What is being asked:
The entries follow. Copy every line in which "reach" appears.
Records for the exercise below:
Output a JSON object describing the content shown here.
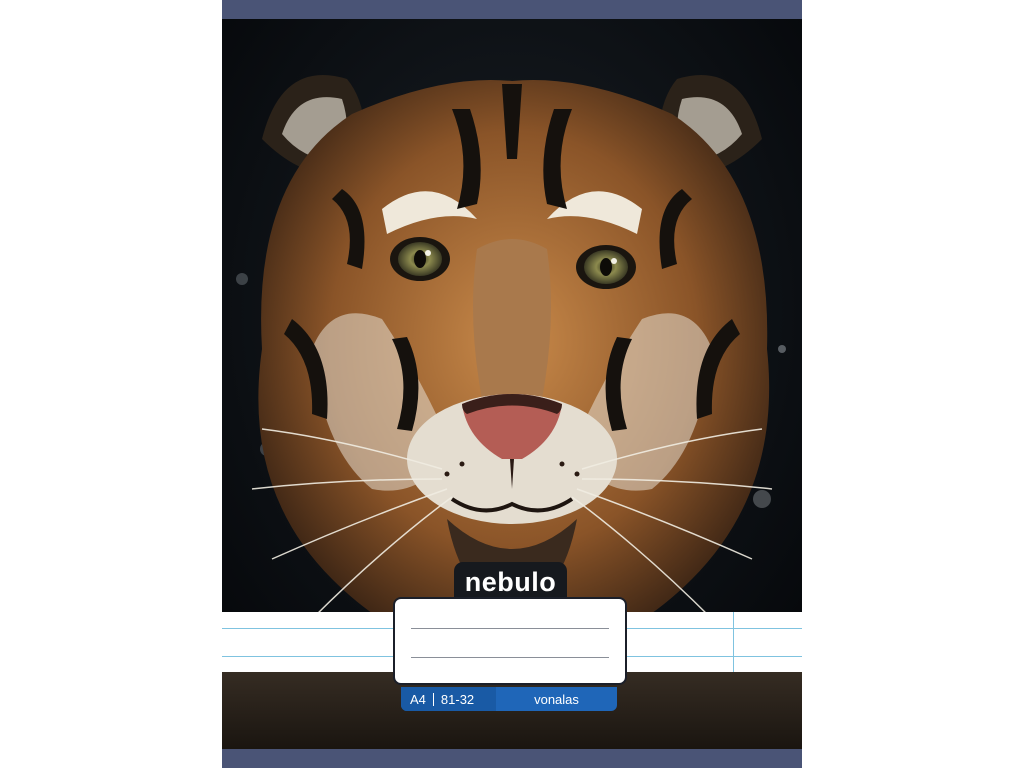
{
  "brand": {
    "name": "nebulo"
  },
  "label": {
    "format": "A4",
    "code": "81-32",
    "type": "vonalas"
  },
  "colors": {
    "band": "#4a5476",
    "label_blue": "#1f66b8",
    "rule": "#7fc3e0"
  }
}
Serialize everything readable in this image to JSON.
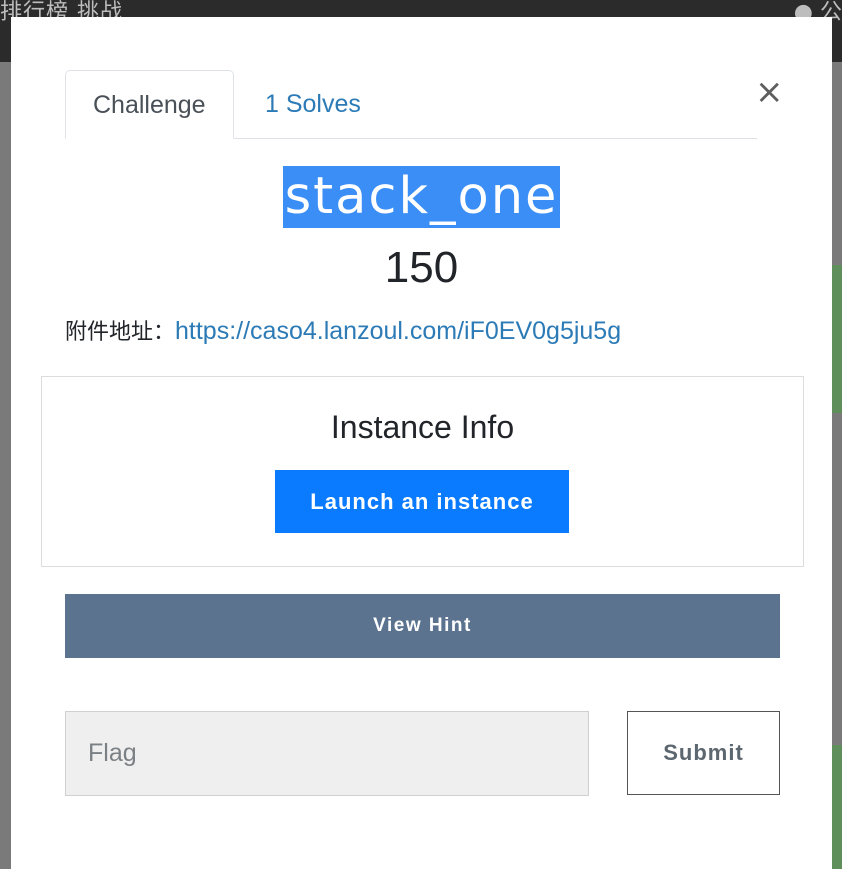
{
  "background": {
    "nav_text": "排行榜   挑战",
    "nav_right": "● 公"
  },
  "modal": {
    "tabs": [
      {
        "label": "Challenge",
        "active": true
      },
      {
        "label": "1 Solves",
        "active": false
      }
    ],
    "close_glyph": "×",
    "challenge_name": "stack_one",
    "points": "150",
    "attachment_label": "附件地址：",
    "attachment_url": "https://caso4.lanzoul.com/iF0EV0g5ju5g",
    "instance": {
      "title": "Instance Info",
      "launch_label": "Launch an instance"
    },
    "hint_label": "View Hint",
    "flag": {
      "placeholder": "Flag",
      "value": ""
    },
    "submit_label": "Submit"
  },
  "colors": {
    "title_highlight": "#3a8ef6",
    "link": "#2c7bb6",
    "launch_button": "#0a7bff",
    "hint_button": "#5c7390"
  }
}
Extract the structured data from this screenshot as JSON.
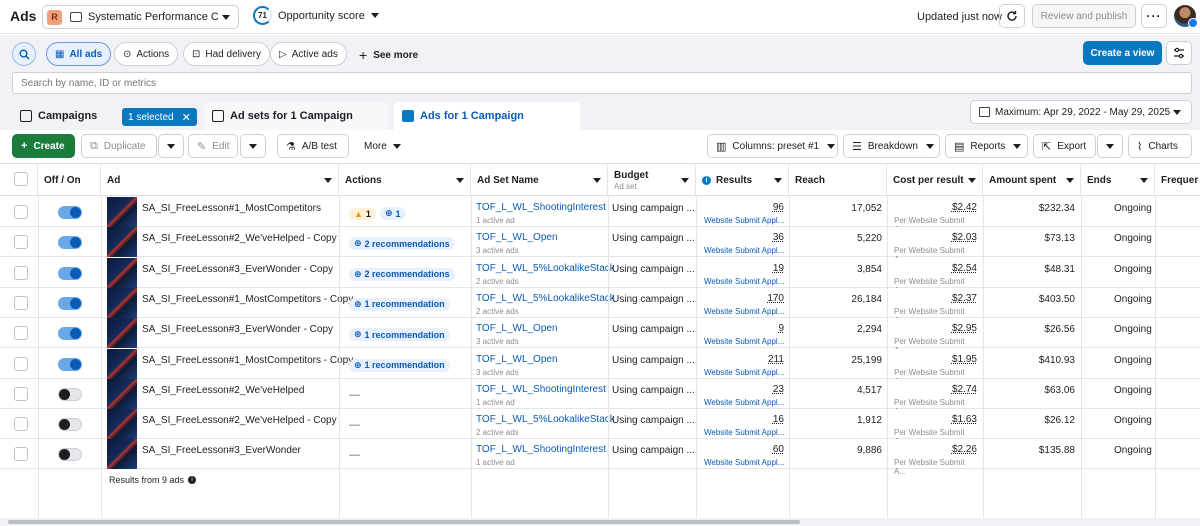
{
  "topbar": {
    "title": "Ads",
    "account_badge": "R",
    "account_name": "Systematic Performance Co...",
    "opportunity_score": "71",
    "opportunity_label": "Opportunity score",
    "updated": "Updated just now",
    "review_publish": "Review and publish",
    "more": "···"
  },
  "filters": {
    "items": [
      {
        "label": "All ads",
        "icon": "grid-icon",
        "active": true
      },
      {
        "label": "Actions",
        "icon": "arrow-up-circle-icon"
      },
      {
        "label": "Had delivery",
        "icon": "inbox-icon"
      },
      {
        "label": "Active ads",
        "icon": "send-icon"
      }
    ],
    "see_more": "See more",
    "create_view": "Create a view"
  },
  "search": {
    "placeholder": "Search by name, ID or metrics"
  },
  "tabs": {
    "campaigns": "Campaigns",
    "selected": "1 selected",
    "adsets": "Ad sets for 1 Campaign",
    "ads": "Ads for 1 Campaign"
  },
  "date_range": "Maximum: Apr 29, 2022 - May 29, 2025",
  "toolbar": {
    "create": "Create",
    "duplicate": "Duplicate",
    "edit": "Edit",
    "ab_test": "A/B test",
    "more": "More",
    "columns": "Columns: preset #1",
    "breakdown": "Breakdown",
    "reports": "Reports",
    "export": "Export",
    "charts": "Charts"
  },
  "columns": {
    "off_on": "Off / On",
    "ad": "Ad",
    "actions": "Actions",
    "ad_set_name": "Ad Set Name",
    "budget": "Budget",
    "budget_sub": "Ad set",
    "results": "Results",
    "reach": "Reach",
    "cost_per_result": "Cost per result",
    "amount_spent": "Amount spent",
    "ends": "Ends",
    "frequency": "Frequer"
  },
  "rows": [
    {
      "on": true,
      "ad": "SA_SI_FreeLesson#1_MostCompetitors",
      "warn": "1",
      "rec": "1",
      "adset": "TOF_L_WL_ShootingInterest",
      "adset_sub": "1 active ad",
      "budget": "Using campaign ...",
      "results": "96",
      "results_sub": "Website Submit Appl...",
      "reach": "17,052",
      "cpr": "$2.42",
      "cpr_sub": "Per Website Submit A...",
      "spent": "$232.34",
      "ends": "Ongoing"
    },
    {
      "on": true,
      "ad": "SA_SI_FreeLesson#2_We'veHelped - Copy",
      "rec": "2 recommendations",
      "adset": "TOF_L_WL_Open",
      "adset_sub": "3 active ads",
      "budget": "Using campaign ...",
      "results": "36",
      "results_sub": "Website Submit Appl...",
      "reach": "5,220",
      "cpr": "$2.03",
      "cpr_sub": "Per Website Submit A...",
      "spent": "$73.13",
      "ends": "Ongoing"
    },
    {
      "on": true,
      "ad": "SA_SI_FreeLesson#3_EverWonder - Copy",
      "rec": "2 recommendations",
      "adset": "TOF_L_WL_5%LookalikeStack",
      "adset_sub": "2 active ads",
      "budget": "Using campaign ...",
      "results": "19",
      "results_sub": "Website Submit Appl...",
      "reach": "3,854",
      "cpr": "$2.54",
      "cpr_sub": "Per Website Submit A...",
      "spent": "$48.31",
      "ends": "Ongoing"
    },
    {
      "on": true,
      "ad": "SA_SI_FreeLesson#1_MostCompetitors - Copy",
      "rec": "1 recommendation",
      "adset": "TOF_L_WL_5%LookalikeStack",
      "adset_sub": "2 active ads",
      "budget": "Using campaign ...",
      "results": "170",
      "results_sub": "Website Submit Appl...",
      "reach": "26,184",
      "cpr": "$2.37",
      "cpr_sub": "Per Website Submit A...",
      "spent": "$403.50",
      "ends": "Ongoing"
    },
    {
      "on": true,
      "ad": "SA_SI_FreeLesson#3_EverWonder - Copy",
      "rec": "1 recommendation",
      "adset": "TOF_L_WL_Open",
      "adset_sub": "3 active ads",
      "budget": "Using campaign ...",
      "results": "9",
      "results_sub": "Website Submit Appl...",
      "reach": "2,294",
      "cpr": "$2.95",
      "cpr_sub": "Per Website Submit A...",
      "spent": "$26.56",
      "ends": "Ongoing"
    },
    {
      "on": true,
      "ad": "SA_SI_FreeLesson#1_MostCompetitors - Copy",
      "rec": "1 recommendation",
      "adset": "TOF_L_WL_Open",
      "adset_sub": "3 active ads",
      "budget": "Using campaign ...",
      "results": "211",
      "results_sub": "Website Submit Appl...",
      "reach": "25,199",
      "cpr": "$1.95",
      "cpr_sub": "Per Website Submit A...",
      "spent": "$410.93",
      "ends": "Ongoing"
    },
    {
      "on": false,
      "ad": "SA_SI_FreeLesson#2_We'veHelped",
      "dash": "—",
      "adset": "TOF_L_WL_ShootingInterest",
      "adset_sub": "1 active ad",
      "budget": "Using campaign ...",
      "results": "23",
      "results_sub": "Website Submit Appl...",
      "reach": "4,517",
      "cpr": "$2.74",
      "cpr_sub": "Per Website Submit A...",
      "spent": "$63.06",
      "ends": "Ongoing"
    },
    {
      "on": false,
      "ad": "SA_SI_FreeLesson#2_We'veHelped - Copy",
      "dash": "—",
      "adset": "TOF_L_WL_5%LookalikeStack",
      "adset_sub": "2 active ads",
      "budget": "Using campaign ...",
      "results": "16",
      "results_sub": "Website Submit Appl...",
      "reach": "1,912",
      "cpr": "$1.63",
      "cpr_sub": "Per Website Submit A...",
      "spent": "$26.12",
      "ends": "Ongoing"
    },
    {
      "on": false,
      "ad": "SA_SI_FreeLesson#3_EverWonder",
      "dash": "—",
      "adset": "TOF_L_WL_ShootingInterest",
      "adset_sub": "1 active ad",
      "budget": "Using campaign ...",
      "results": "60",
      "results_sub": "Website Submit Appl...",
      "reach": "9,886",
      "cpr": "$2.26",
      "cpr_sub": "Per Website Submit A...",
      "spent": "$135.88",
      "ends": "Ongoing"
    }
  ],
  "footer": {
    "results_from": "Results from 9 ads"
  },
  "colors": {
    "accent": "#0a78be",
    "create_green": "#1b7c3c",
    "link": "#0a5bb5"
  }
}
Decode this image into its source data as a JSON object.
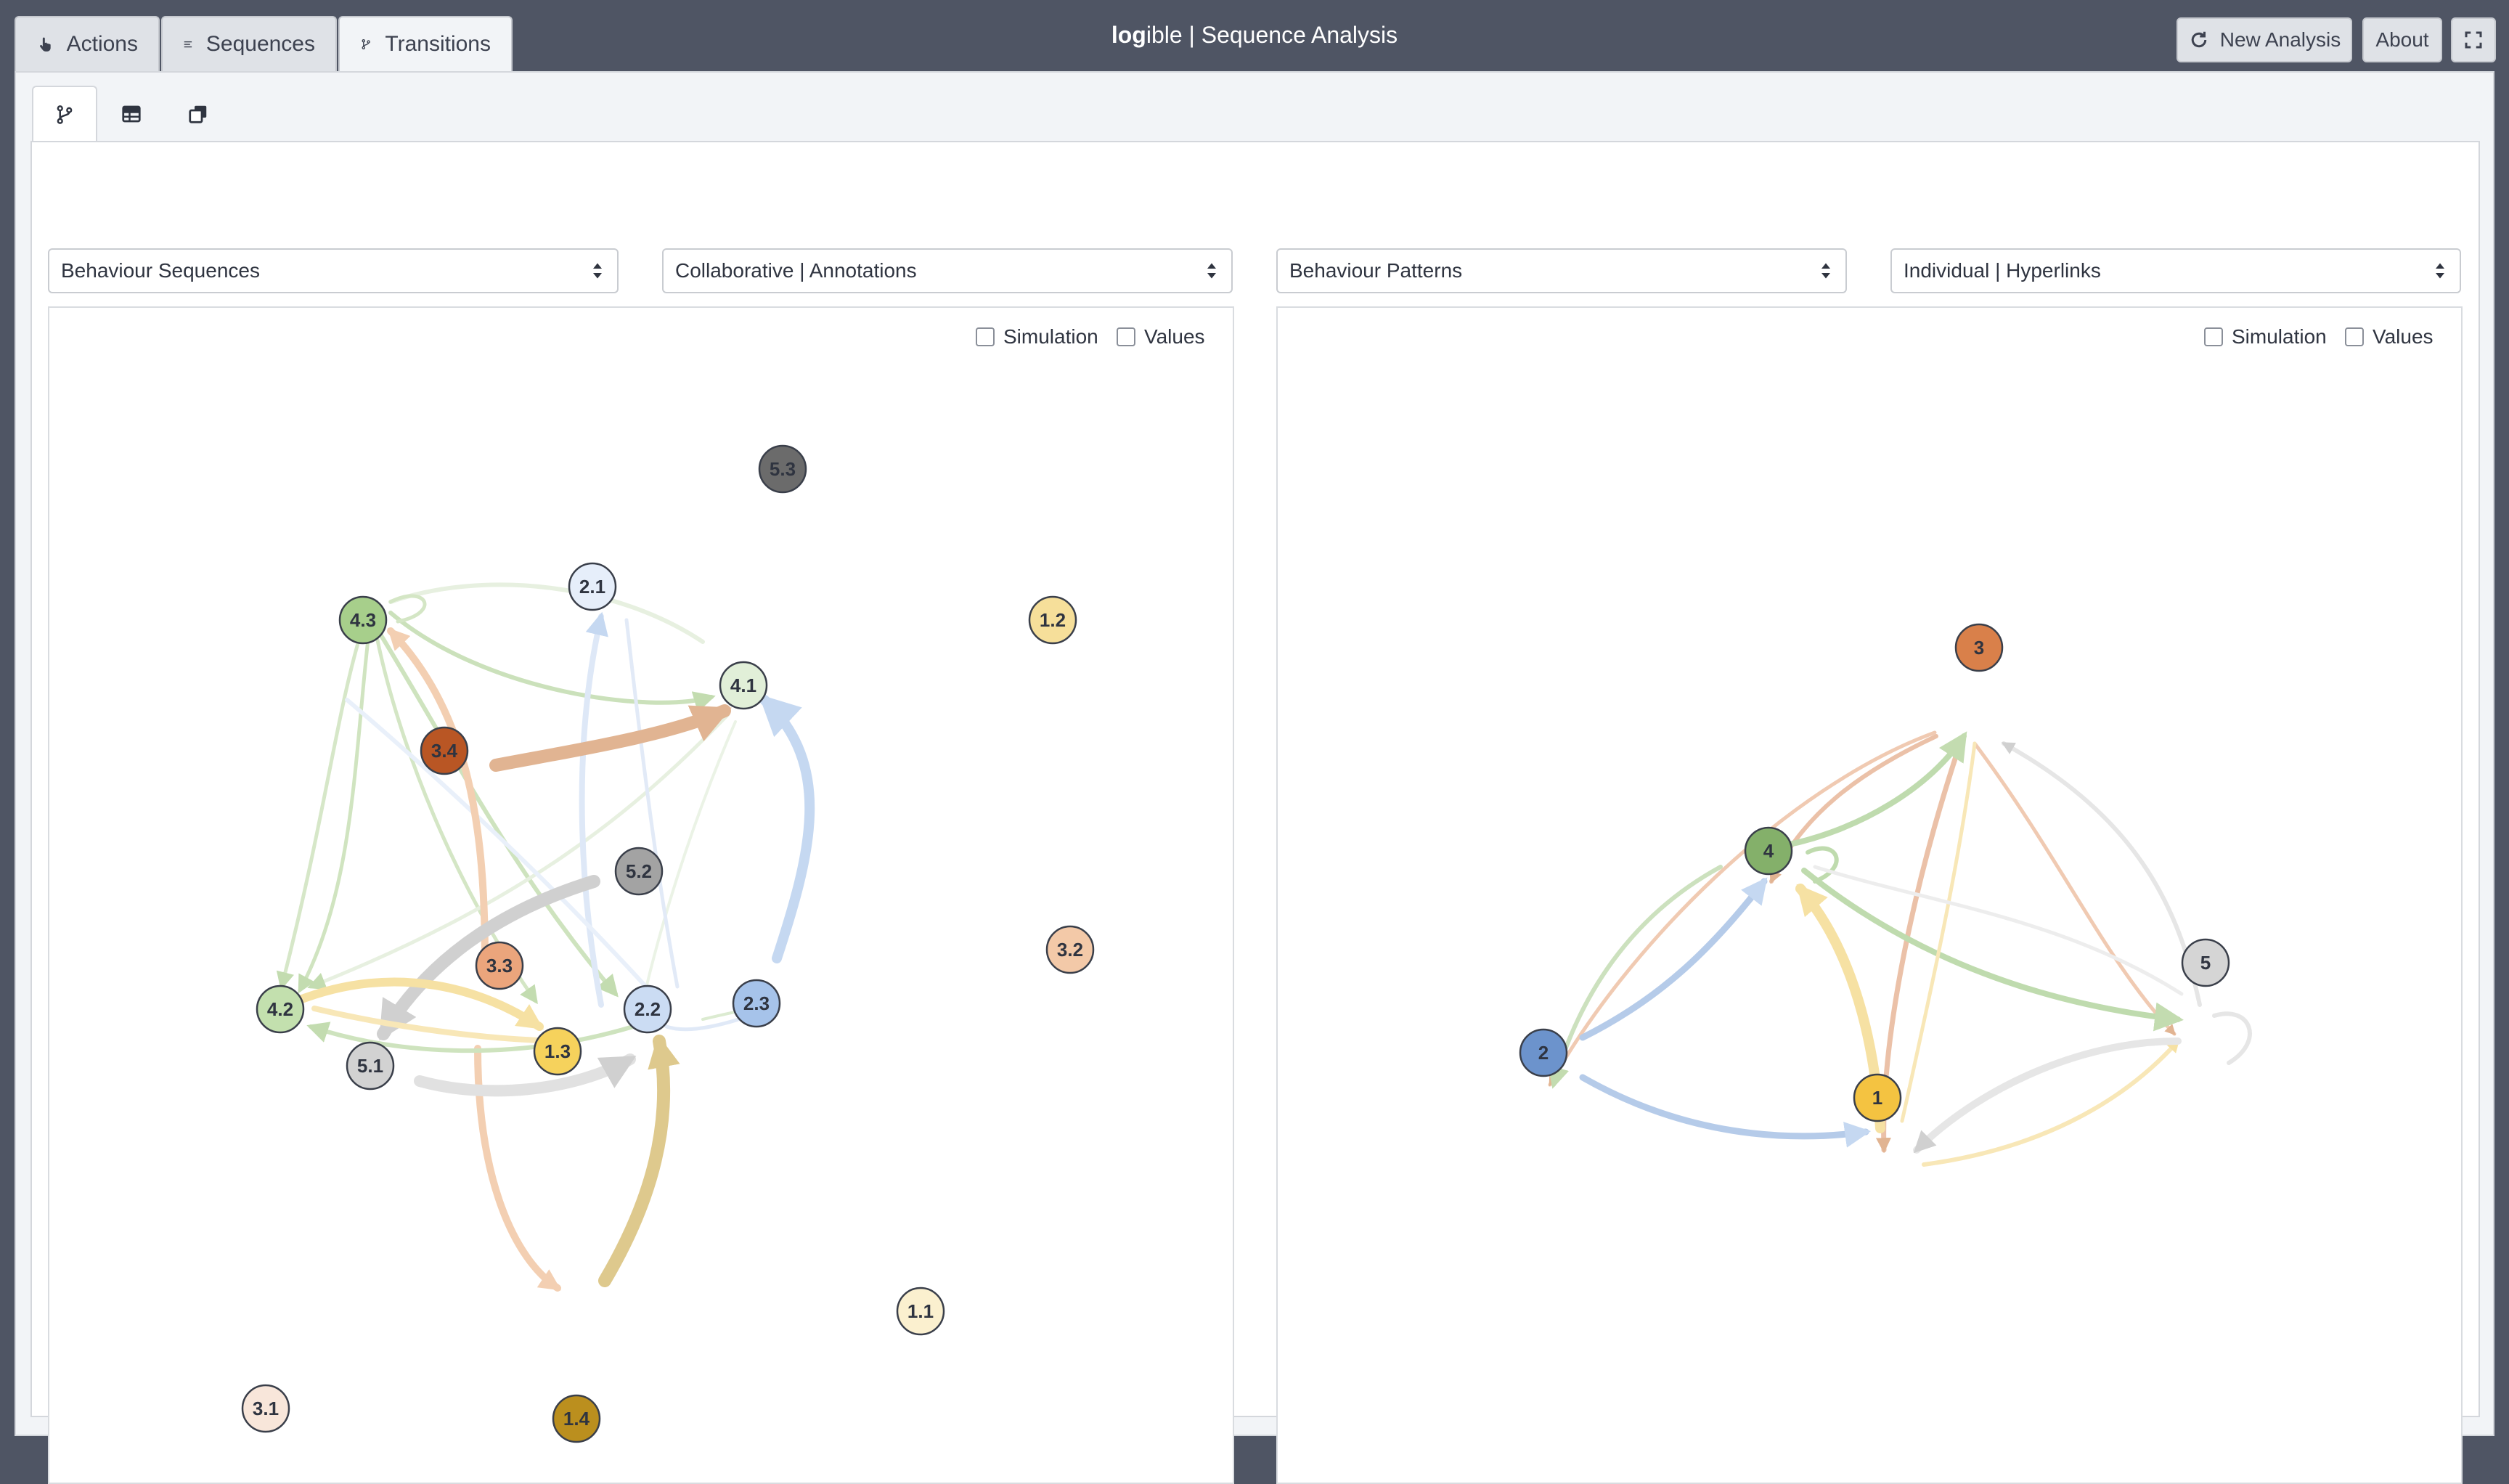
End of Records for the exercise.
Exercise solution:
    "reach": "Reach",
      "reach": "17,052",
      "reach": "5,220",
      "reach": "3,854",
      "reach": "26,184",
      "reach": "2,294",
      "reach": "25,199",
      "reach": "4,517",
      "reach": "1,912",
      "reach": "9,886",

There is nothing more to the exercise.